What are your favourite bits?
I am rather fond of how "proud" we are to take part in ANZAC Day. *shudder*
I also like the implication that Gallipoli had something to do with "defend"-ing... well anybody really. It's a pretty impressive argument that can conclude that we took part in the invasion of Turkey in order to defend Australia.
I'm also amused that for some reason "Australian and New Zealand Army Corps" was just too hard for these kids. Or something.
But really, how can you go past "a big fight between countries who disagree over some things"? That's.... jaw dropping. In the context of 5-8 year olds, I can see these kids thinking that war is somewhere between a screaming match over who had it first and an all-in brawl with a spot of punching and kicking. Of course, wars do often start out as a screaming match over who had it first, but they aren't discussing the causes.
I realise it's tricky, and I think there is a reasonable argument to ignore ANZAC Day altogether in infants school, but if you're going to go there, you can't do it disingenuously. Surely "a big fight between countries in which lots of people die" would be closer, without getting into particularly nasty detail?
I think I'd be much happier if they just left it alone until at least primary school.

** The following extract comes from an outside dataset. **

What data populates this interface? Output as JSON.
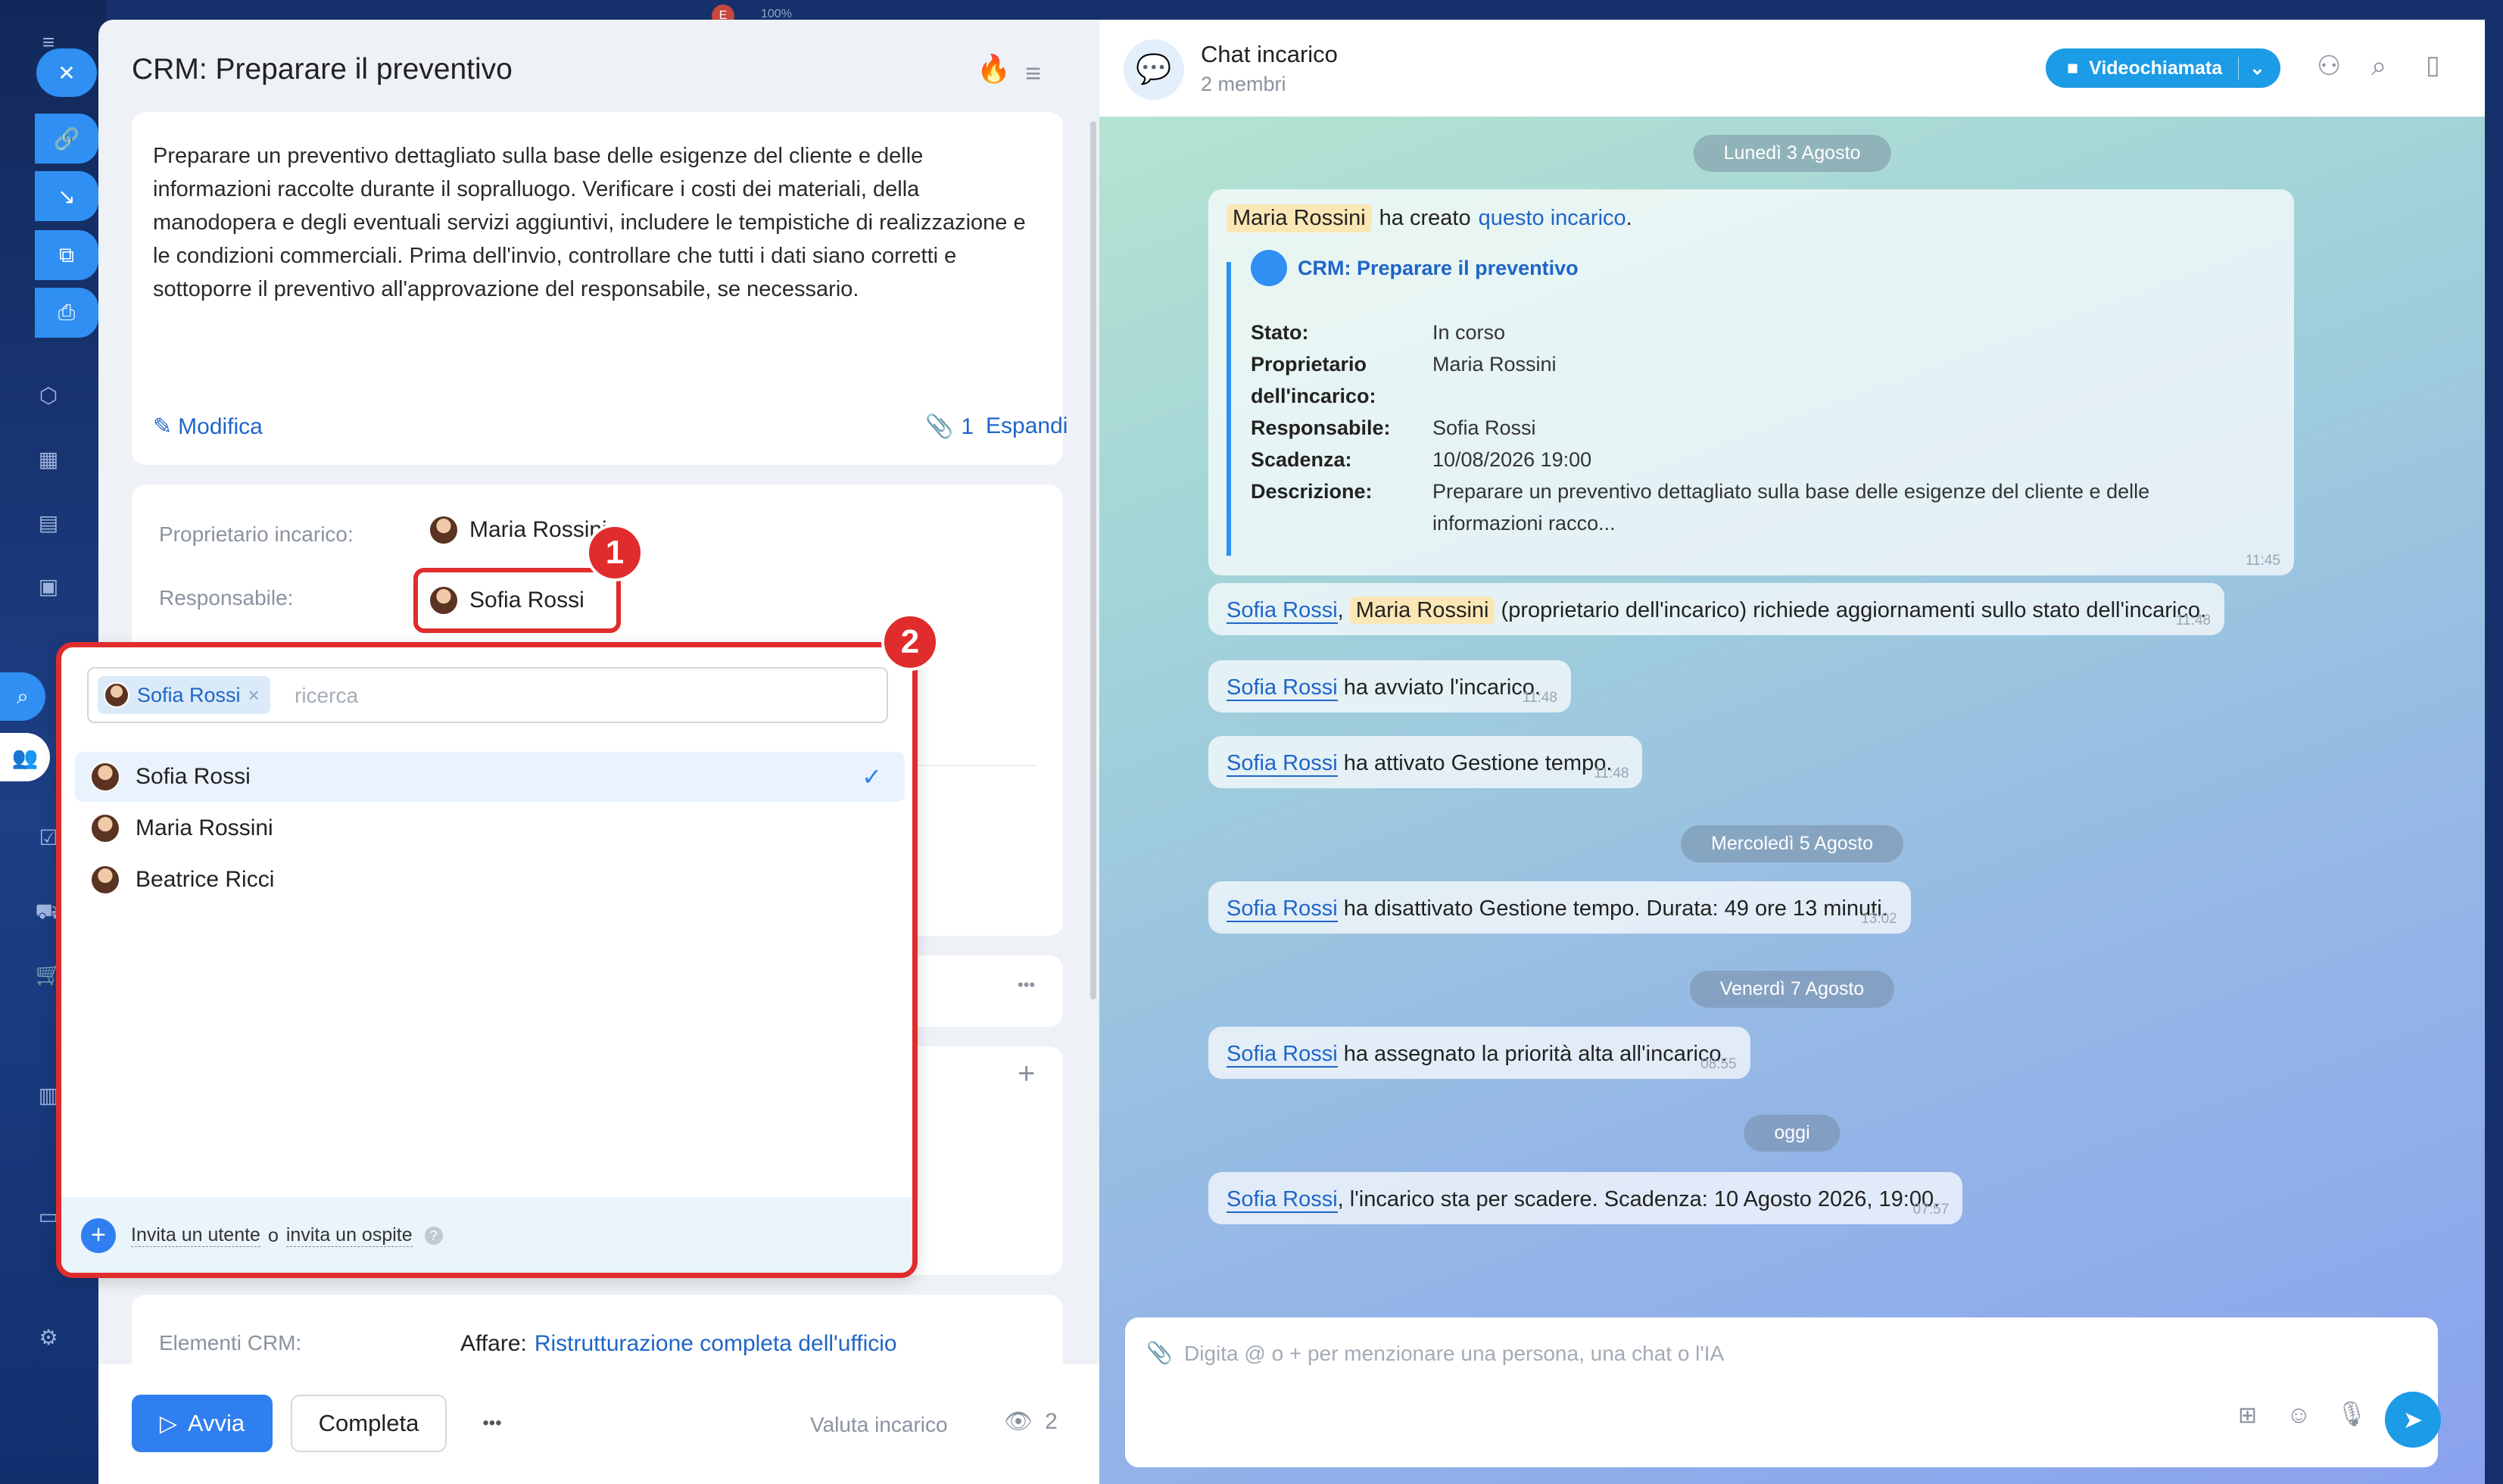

This pro-ANZAC Day propaganda campaign in schools is very disturbing. When I went to school, ANZAC Day was presented as a day to mark all that is stupid, awful and pointless about war, with a side helping of the value of friendship, ingenuity and disobeying orders. We were taught that Gallipoli was a monumental management cock up, that ANZAC soldiers were treated by the lofty British as disposable cannon fodder, and that above all, this kind of thing should never be allowed to happen again. We were taught that following stupid orders is not brave and loyal, it's stupid and fatal.
Not that I think what we were taught ticked all the boxes. There was still a glorification of the ANZAC soldiers - the whole "ANZAC soldiers were better/smarter/more effective", which smacks of nationalism, although it probably has a grain of truth. More importantly, we weren't taught the wider implications of the invasion of Turkey nor any of the horrors visited upon the "bad guys" by the "good guys". Nor did anyone ever mention the Armenian genocide that was taking place on the very same day. I notice that in all the "Aussies and Turks are mates now" stuff that goes on in Gallipoli itself, the Armenians don't get a mention either.
I think perhaps it is time for parents and P&Cs to take a long hard look at the materials being given to schools for ANZAC Day, and ask what we want our kids to be taught.
ETA: Credit where it's due - apparently Ben's teacher expressed concern with the use of the word "proud".